Research finds that mortgage features (for example fixed or adjustable rates, maturity, loan-to-value ratio, and so on) help borrowers select mortgage products that are affordable and safer for them, with the guidance of mortgage lenders and brokers.

The research further finds that lenders should make sure that borrowers have the financial capacity to repay their loans out of income or by selling assets under plausible conditions, and not by relying on the value of the collateral.

Mortgage delinquency and default may rise due to excessive risk taking in mortgage lending combined with deteriorating economic conditions; or due to falling income and rising unemployment during a housing downturn. This later case is more likely the potential threat in the Australian current environment.

The Australian Prudential Regulatory Authority (APRA) and the Reserve Bank of Australia (RBA) perform stress tests to check the financial system’s resilience. Along with APRA’s macro- and micro-prudential regulations, some lenders are introducing higher requirements and credit restrictions on potential borrowers.

These include obtaining more information on the clients, which helps assess credit and default risks and helps design and target financial products to specific type of borrowers. There is however risk of mortgage discrimination.

More careful monitoring needed

Mortgage risks often relate to mismatches between the products used by households and their financial capabilities and ability to bear risks. For that reason, mortgage product characteristics should be monitored carefully both by banks and borrowers.

The Organisation for Economic Co-operation and Development (OECD) suggests that financial authorities should make sure lending standards are sound, both in the banking and non-banking sectors.
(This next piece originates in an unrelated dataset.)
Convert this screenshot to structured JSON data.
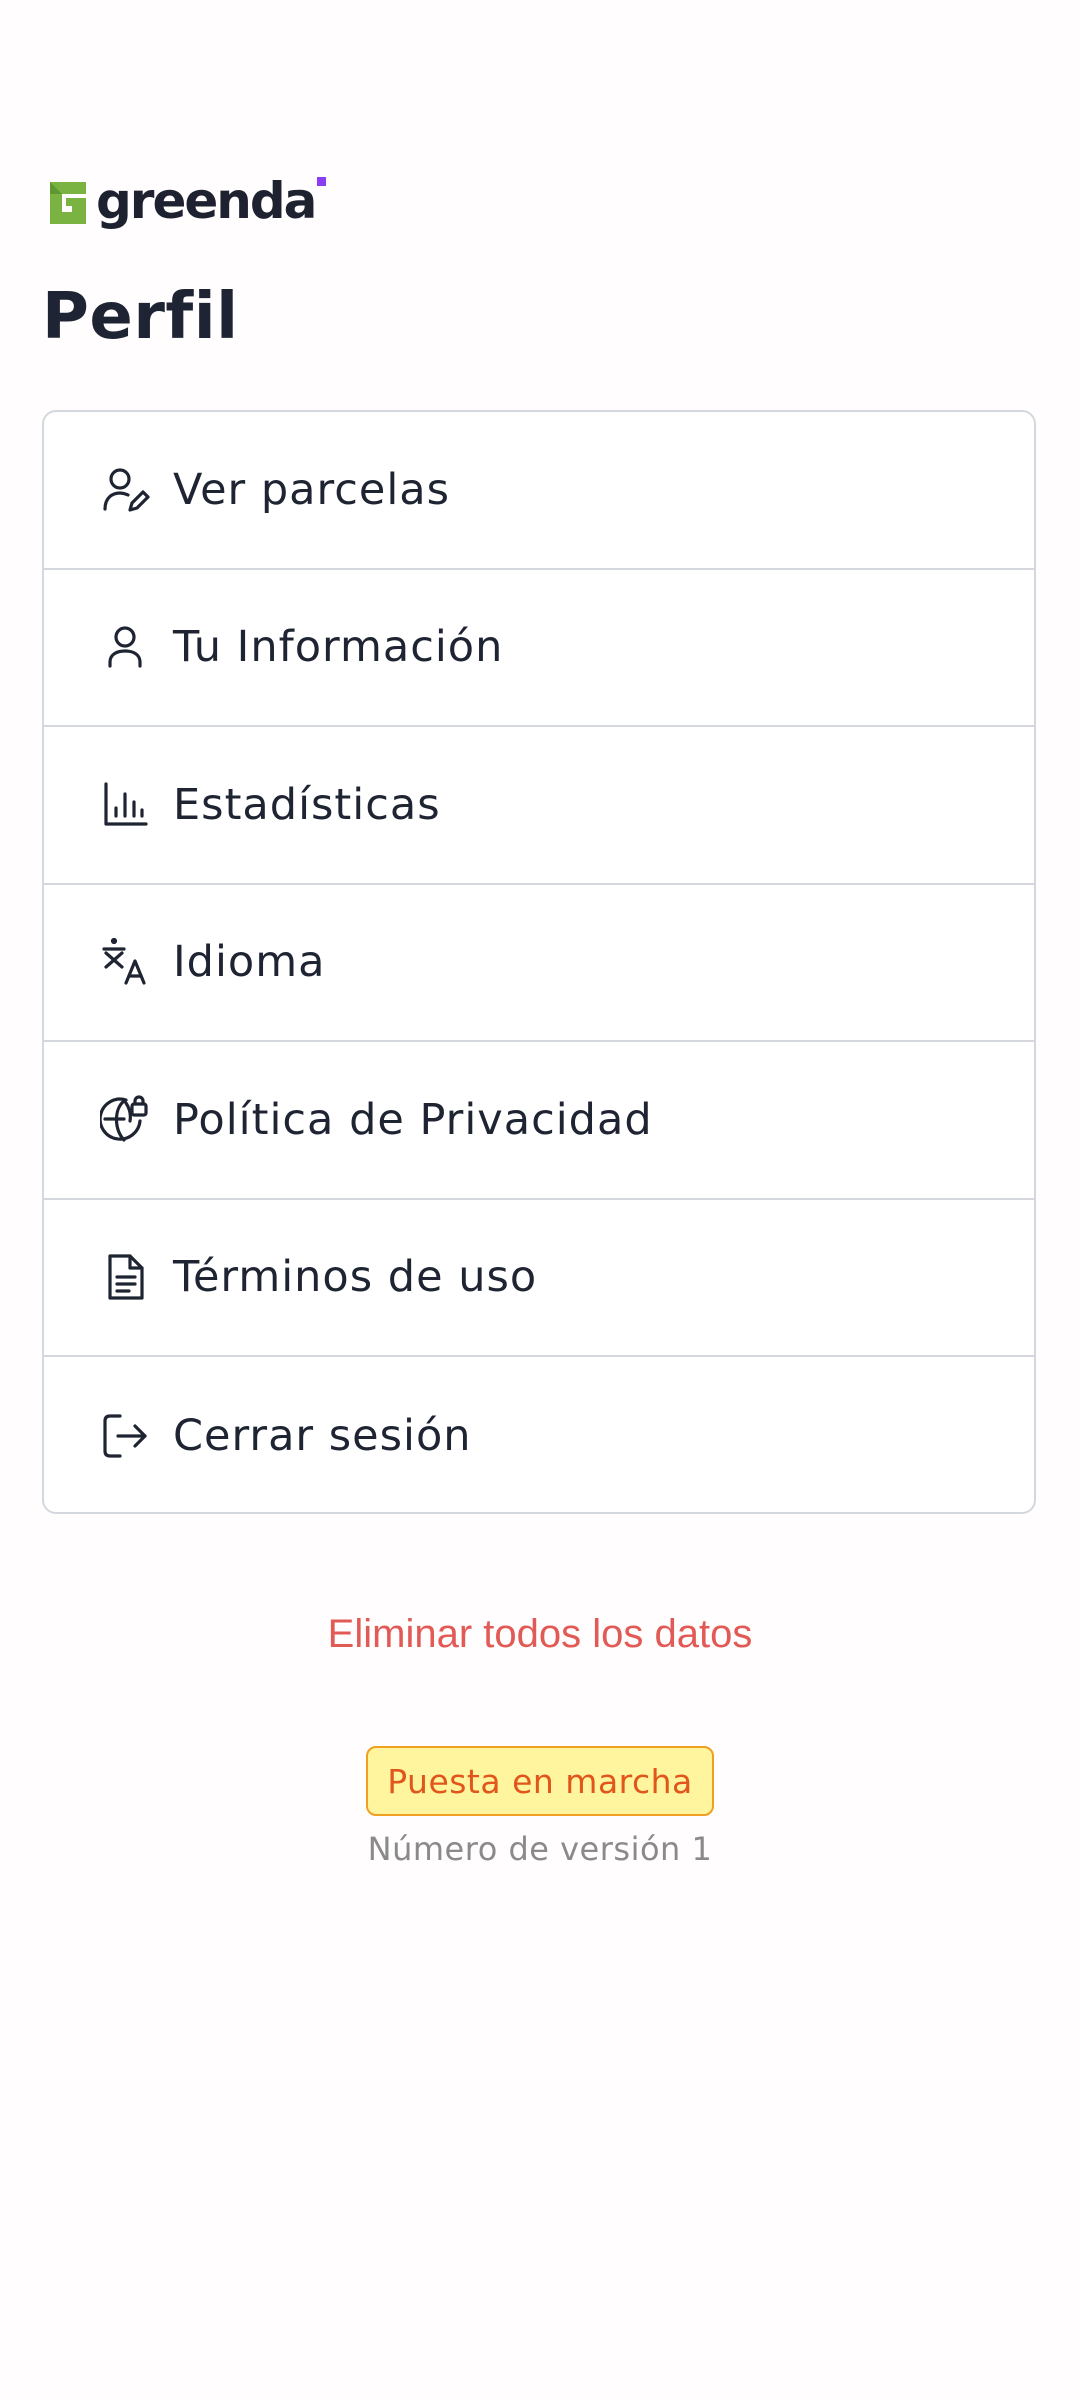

It is important that banks do not face incentives encouraging excessive risk taking.

Requiring more transparency, reinforcing consumer protection and financial education encourages sound lending and borrowing practices.

Author: Maria Yanotti, Lecturer of Economics and Finance Tasmanian School of Business & Economics, University of Tasmania